Hon. Dax Lopez, Judge, DeKalb County State Court- Originally from Puerto Rico, Dax Lopez moved to Georgia at the age of six. Dax attended Vanderbilt University where he obtained a Bachelor of Science in Political Science. He obtained his law degree from Vanderbilt Law School, where he served as president of the Vanderbilt Bar Association and as an editor on the Vanderbilt Journal Transnational Law. After graduation, Dax served as the law clerk for the Hon. Hector M. Laffitte in the Federal District Court for the District of Puerto Rico. Dax returned to Atlanta in 2002 to commence his career as an attorney at Holland & Knight, LLP, 8 where he practiced in the complex civil litigation group for three years. In 2005, he joined the litigation group at Ashe, Rafuse & Hill, where he handled class actions, employment matters, and product liability cases. In 2008, Dax furthered his commercial litigation experience by joining the litigation group at Foltz & Martin LLC, where he practiced until his appointment to the DeKalb County State Court in 2010. Dax is a past president of the Georgia Hispanic Bar Association. He also serves on the Board of Directors of the Georgia Association of Latino Elected Officials, and remains active in and committed to several other civic and community organizations. Dax is married to attorney Zulma Lopez. Together they are the proud parents of three children: Roberto Carlos, Sebastian, and Elisa.

Sylvia Sham, Conditionally Approved Interpreter, Cantonese. Sylvia Sham is a Hong Kong native immigrant. She holds a Bachelor of Science degree in Computer Science from the Kennesaw State University in Georgia. Her working languages are English, Cantonese, Mandarin and Enping dialects. Since 1999, she began working as a full-time freelance court interpreter and medical interpreter in Georgia. As a Registered Court Interpreter in Chinese (Mandarin and Cantonese) from 2003-2008 and the Conditionally Approved Court Interpreter (Cantonese) since 2009, she primarily works as a contractor interpreter in different courts throughout Georgia. Sylvia had served as the Board of Directors of the Atlanta Association of Interpreters and Translators (AAIT) from 2007-2009. Constantly striving to expand her knowledge through continuing education, Sylvia also passed both written exams of CCHI’s Associate Healthcare Interpreter Examination (AHI) in 2014 and the IMIA’s National Board of Certification for Medical Interpreters in 2010.

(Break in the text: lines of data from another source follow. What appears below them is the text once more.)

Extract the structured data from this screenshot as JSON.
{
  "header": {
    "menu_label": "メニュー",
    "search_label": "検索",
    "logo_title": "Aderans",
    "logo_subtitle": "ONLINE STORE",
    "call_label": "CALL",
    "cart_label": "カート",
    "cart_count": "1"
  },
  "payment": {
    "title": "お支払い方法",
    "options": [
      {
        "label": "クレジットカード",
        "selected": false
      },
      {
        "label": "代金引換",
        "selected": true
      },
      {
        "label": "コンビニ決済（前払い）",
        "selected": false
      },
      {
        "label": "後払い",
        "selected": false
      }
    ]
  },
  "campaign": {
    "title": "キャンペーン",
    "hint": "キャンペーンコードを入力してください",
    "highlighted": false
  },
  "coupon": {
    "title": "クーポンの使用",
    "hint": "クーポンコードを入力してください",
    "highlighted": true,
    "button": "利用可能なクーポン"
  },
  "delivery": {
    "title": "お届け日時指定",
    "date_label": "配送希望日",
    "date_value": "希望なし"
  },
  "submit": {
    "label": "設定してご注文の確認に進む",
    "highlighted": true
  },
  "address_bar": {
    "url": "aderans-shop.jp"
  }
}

Maria Ceballos-Wallis, Certified Spanish Interpreter (Moderator)-Maria Ceballos-Wallis is a Georgia/Florida Certified Spanish Interpreter on staff with the DeKalb County State Court, in Decatur, GA. She has occupied various key positions on the Board of Directors of the Atlanta Association of Interpreters and Translators since 2011 and worked in multilingual communications since 1990. Her passion has always been eliminating barriers to effective communication through the mastery of language and the media. In addition to being an accomplished television producer, in 2002, Maria received a certificate in translation studies from Florida International University and was certified as Spanish/English translator by the National Australian Authority for Translators and Interpreters (NAATI). She is also a Georgiaregistered civil and domestic mediator. Maria holds an M.A. in international studies from Florida International University (FIU) and a B.A. in communication arts with a minor in French from Hofstra University in Hempstead, NY. She has also taught English as a second language at Miami Dade Community College and lectured on mass communications as an adjunct at Florida International University (Spanish/English).